1. To cut or dig, as a ditch, a channel for water, or a long hollow in the earth. We trench land for draining. [This is the appropriate sense of the word.]

2. To fortify by cutting a ditch and raising a rampart or breast-work of earth thrown out of the ditch. [In this sense, entrench is more generally used.]

3. To furrow; to form with deep furrows by plowing.

4. To cut a long gash. [Not in use.]

TRENCH, verb intransitive To encroach. [See Entrench.]

TRENCH, noun A long narrow cut in the earth; a ditch; as a trench for draining land.

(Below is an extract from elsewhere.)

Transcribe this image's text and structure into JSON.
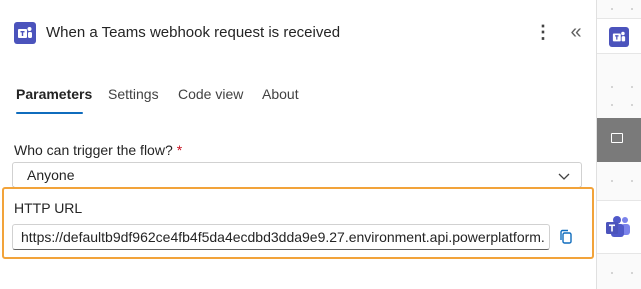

1. In fortification, a deep ditch cut for defense, or to interrupt the approach of an enemy. The wall or breast-work formed by the earth thrown out of the ditch, is also called a trench as also any raised work formed with bavins, gabions, wool-packs or other solid materials, Hence, the phrases, to mount the trenches, to guard the trenches, to clear the trenches, etc.open the trenches, to begin to dig, or to form the lines of approach.